Below are records. Find each line in them that holds the word "upload" and copy it.

> _Records shown_:
★ ★ ★ ★ ★ ★ ★

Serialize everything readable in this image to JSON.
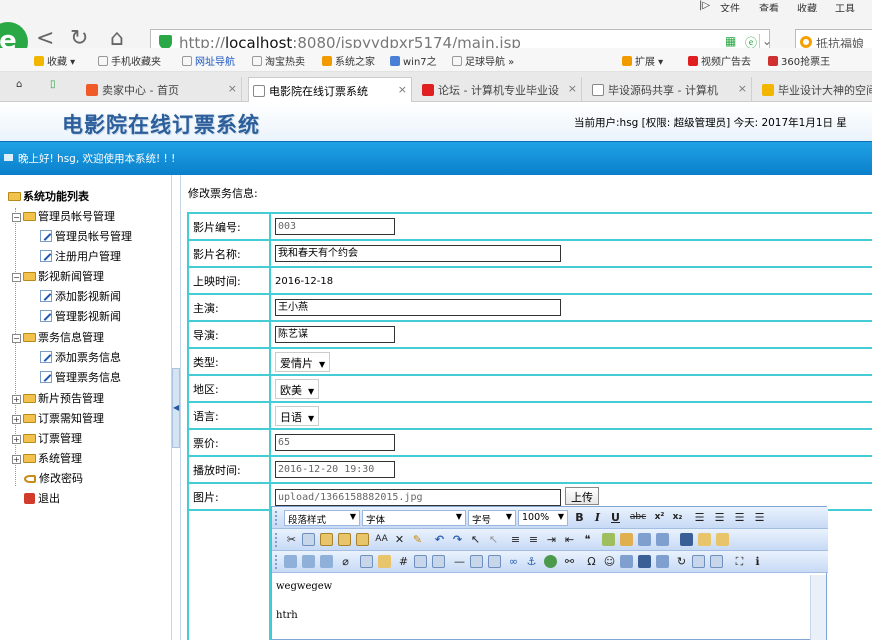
{
  "browser": {
    "menu": [
      "文件",
      "查看",
      "收藏",
      "工具"
    ],
    "url_prefix": "http://",
    "url_host": "localhost",
    "url_rest": ":8080/jspyydpxr5174/main.jsp",
    "search_placeholder": "抵抗福娘",
    "bookmarks": [
      "收藏",
      "手机收藏夹",
      "网址导航",
      "淘宝热卖",
      "系统之家",
      "win7之",
      "足球导航",
      "扩展",
      "视频广告去",
      "360抢票王"
    ],
    "tabs": [
      "卖家中心 - 首页",
      "电影院在线订票系统",
      "论坛 - 计算机专业毕业设",
      "毕设源码共享 - 计算机",
      "毕业设计大神的空间"
    ],
    "active_tab": 1
  },
  "app": {
    "title": "电影院在线订票系统",
    "user_info": "当前用户:hsg [权限: 超级管理员] 今天: 2017年1月1日 星",
    "welcome": "晚上好! hsg, 欢迎使用本系统! ! !"
  },
  "sidebar": {
    "root": "系统功能列表",
    "groups": [
      {
        "label": "管理员帐号管理",
        "children": [
          "管理员帐号管理",
          "注册用户管理"
        ]
      },
      {
        "label": "影视新闻管理",
        "children": [
          "添加影视新闻",
          "管理影视新闻"
        ]
      },
      {
        "label": "票务信息管理",
        "children": [
          "添加票务信息",
          "管理票务信息"
        ]
      },
      {
        "label": "新片预告管理",
        "children": []
      },
      {
        "label": "订票需知管理",
        "children": []
      },
      {
        "label": "订票管理",
        "children": []
      },
      {
        "label": "系统管理",
        "children": []
      }
    ],
    "change_password": "修改密码",
    "logout": "退出"
  },
  "form": {
    "heading": "修改票务信息:",
    "fields": {
      "film_no": {
        "label": "影片编号:",
        "value": "003"
      },
      "film_name": {
        "label": "影片名称:",
        "value": "我和春天有个约会"
      },
      "release_time": {
        "label": "上映时间:",
        "value": "2016-12-18"
      },
      "starring": {
        "label": "主演:",
        "value": "王小燕"
      },
      "director": {
        "label": "导演:",
        "value": "陈艺谋"
      },
      "type": {
        "label": "类型:",
        "value": "爱情片"
      },
      "region": {
        "label": "地区:",
        "value": "欧美"
      },
      "language": {
        "label": "语言:",
        "value": "日语"
      },
      "price": {
        "label": "票价:",
        "value": "65"
      },
      "show_time": {
        "label": "播放时间:",
        "value": "2016-12-20 19:30"
      },
      "picture": {
        "label": "图片:",
        "value": "upload/1366158882015.jpg",
        "button": "上传"
      }
    },
    "editor": {
      "paragraph_style": "段落样式",
      "font": "字体",
      "size": "字号",
      "zoom": "100%",
      "content": [
        "wegwegew",
        "htrh"
      ]
    }
  }
}
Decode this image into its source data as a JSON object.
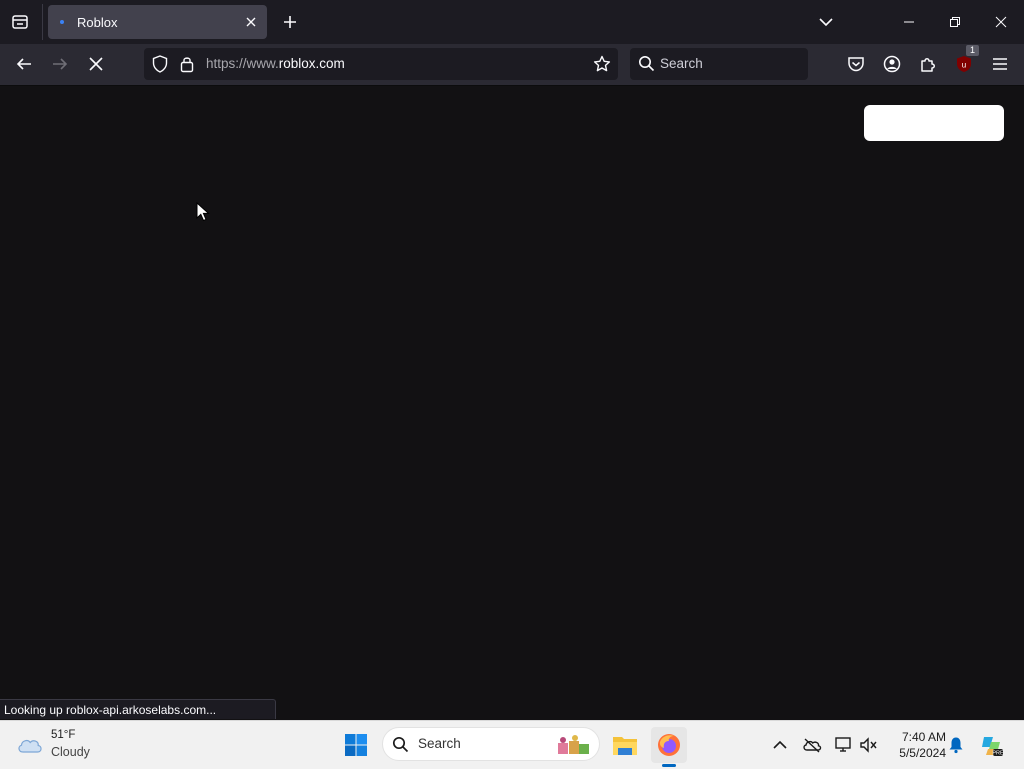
{
  "browser": {
    "tab": {
      "title": "Roblox"
    },
    "url": {
      "prefix": "https://www.",
      "domain": "roblox.com"
    },
    "search": {
      "placeholder": "Search"
    },
    "extension_badge": "1"
  },
  "page": {
    "status_text": "Looking up roblox-api.arkoselabs.com..."
  },
  "taskbar": {
    "weather": {
      "temp": "51°F",
      "condition": "Cloudy"
    },
    "search_label": "Search",
    "clock": {
      "time": "7:40 AM",
      "date": "5/5/2024"
    }
  },
  "colors": {
    "page_bg": "#121113",
    "toolbar_bg": "#2b2a33",
    "tabstrip_bg": "#1c1b22",
    "tab_active": "#42414d",
    "taskbar_bg": "#f1f1f1",
    "accent_blue": "#0067c0"
  },
  "icons": [
    "tab-list-icon",
    "close-icon",
    "plus-icon",
    "chevron-down-icon",
    "minimize-icon",
    "restore-icon",
    "back-arrow-icon",
    "forward-arrow-icon",
    "stop-icon",
    "shield-icon",
    "lock-icon",
    "star-icon",
    "search-icon",
    "pocket-icon",
    "account-icon",
    "extensions-icon",
    "ublock-icon",
    "menu-icon",
    "weather-cloud-icon",
    "windows-start-icon",
    "file-explorer-icon",
    "firefox-icon",
    "chevron-up-icon",
    "onedrive-icon",
    "network-icon",
    "volume-muted-icon",
    "bell-icon",
    "copilot-icon"
  ]
}
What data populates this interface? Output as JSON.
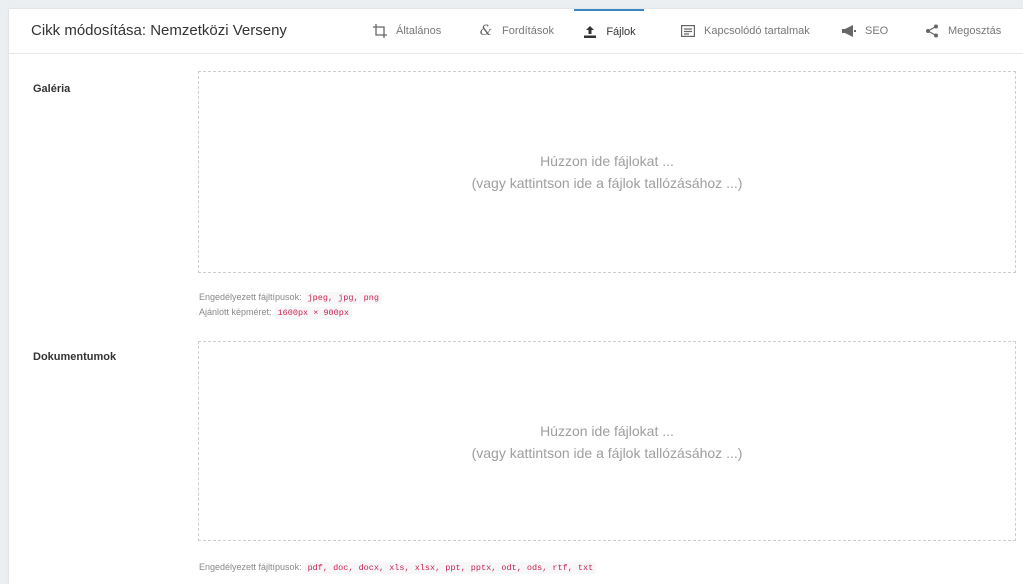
{
  "header": {
    "title": "Cikk módosítása: Nemzetközi Verseny",
    "tabs": [
      {
        "label": "Általános",
        "icon": "crop-icon"
      },
      {
        "label": "Fordítások",
        "icon": "ampersand-icon"
      },
      {
        "label": "Fájlok",
        "icon": "upload-icon",
        "active": true
      },
      {
        "label": "Kapcsolódó tartalmak",
        "icon": "list-box-icon"
      },
      {
        "label": "SEO",
        "icon": "megaphone-icon"
      },
      {
        "label": "Megosztás",
        "icon": "share-icon"
      }
    ]
  },
  "gallery": {
    "label": "Galéria",
    "drop_line1": "Húzzon ide fájlokat ...",
    "drop_line2": "(vagy kattintson ide a fájlok tallózásához ...)",
    "allowed_label": "Engedélyezett fájltípusok:",
    "allowed_types": "jpeg, jpg, png",
    "size_label": "Ajánlott képméret:",
    "size_value": "1600px × 900px"
  },
  "documents": {
    "label": "Dokumentumok",
    "drop_line1": "Húzzon ide fájlokat ...",
    "drop_line2": "(vagy kattintson ide a fájlok tallózásához ...)",
    "allowed_label": "Engedélyezett fájltípusok:",
    "allowed_types": "pdf, doc, docx, xls, xlsx, ppt, pptx, odt, ods, rtf, txt"
  },
  "colors": {
    "active_tab_accent": "#3b86c6",
    "code_text": "#c7254e"
  }
}
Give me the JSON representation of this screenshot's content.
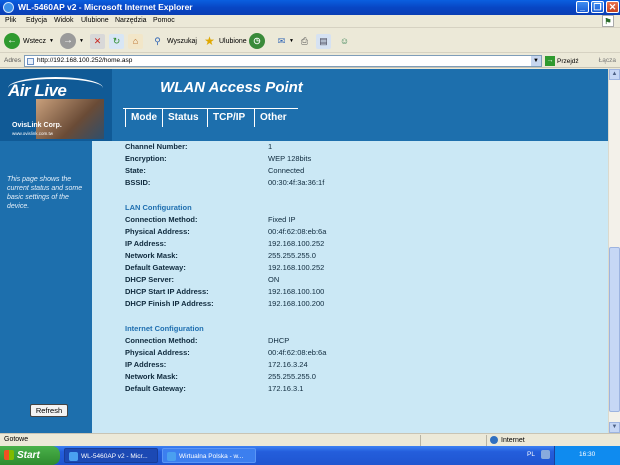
{
  "window": {
    "title": "WL-5460AP v2 - Microsoft Internet Explorer",
    "controls": [
      "_",
      "❐",
      "✕"
    ]
  },
  "menu": [
    "Plik",
    "Edycja",
    "Widok",
    "Ulubione",
    "Narzędzia",
    "Pomoc"
  ],
  "toolbar": {
    "back": "Wstecz",
    "search": "Wyszukaj",
    "favorites": "Ulubione"
  },
  "address": {
    "label": "Adres",
    "url": "http://192.168.100.252/home.asp",
    "go": "Przejdź",
    "links": "Łącza"
  },
  "header": {
    "logo": "Air Live",
    "company": "OvisLink Corp.",
    "company_url": "www.ovislink.com.tw",
    "title": "WLAN Access Point",
    "nav": [
      "Mode",
      "Status",
      "TCP/IP",
      "Other"
    ]
  },
  "sidebar": {
    "text": "This page shows the current status and some basic settings of the device."
  },
  "wireless": [
    {
      "label": "Channel Number:",
      "value": "1"
    },
    {
      "label": "Encryption:",
      "value": "WEP 128bits"
    },
    {
      "label": "State:",
      "value": "Connected"
    },
    {
      "label": "BSSID:",
      "value": "00:30:4f:3a:36:1f"
    }
  ],
  "lan": {
    "title": "LAN Configuration",
    "rows": [
      {
        "label": "Connection Method:",
        "value": "Fixed IP"
      },
      {
        "label": "Physical Address:",
        "value": "00:4f:62:08:eb:6a"
      },
      {
        "label": "IP Address:",
        "value": "192.168.100.252"
      },
      {
        "label": "Network Mask:",
        "value": "255.255.255.0"
      },
      {
        "label": "Default Gateway:",
        "value": "192.168.100.252"
      },
      {
        "label": "DHCP Server:",
        "value": "ON"
      },
      {
        "label": "DHCP Start IP Address:",
        "value": "192.168.100.100"
      },
      {
        "label": "DHCP Finish IP Address:",
        "value": "192.168.100.200"
      }
    ]
  },
  "internet": {
    "title": "Internet Configuration",
    "rows": [
      {
        "label": "Connection Method:",
        "value": "DHCP"
      },
      {
        "label": "Physical Address:",
        "value": "00:4f:62:08:eb:6a"
      },
      {
        "label": "IP Address:",
        "value": "172.16.3.24"
      },
      {
        "label": "Network Mask:",
        "value": "255.255.255.0"
      },
      {
        "label": "Default Gateway:",
        "value": "172.16.3.1"
      }
    ]
  },
  "refresh_label": "Refresh",
  "status": {
    "left": "Gotowe",
    "zone": "Internet"
  },
  "taskbar": {
    "start": "Start",
    "tasks": [
      "WL-5460AP v2 - Micr...",
      "Wirtualna Polska - w..."
    ],
    "lang": "PL",
    "clock": "16:30"
  }
}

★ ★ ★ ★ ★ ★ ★

> _Written answer_:
        "value": "upload/1366158882015.jpg",
        "icon": "upload-icon",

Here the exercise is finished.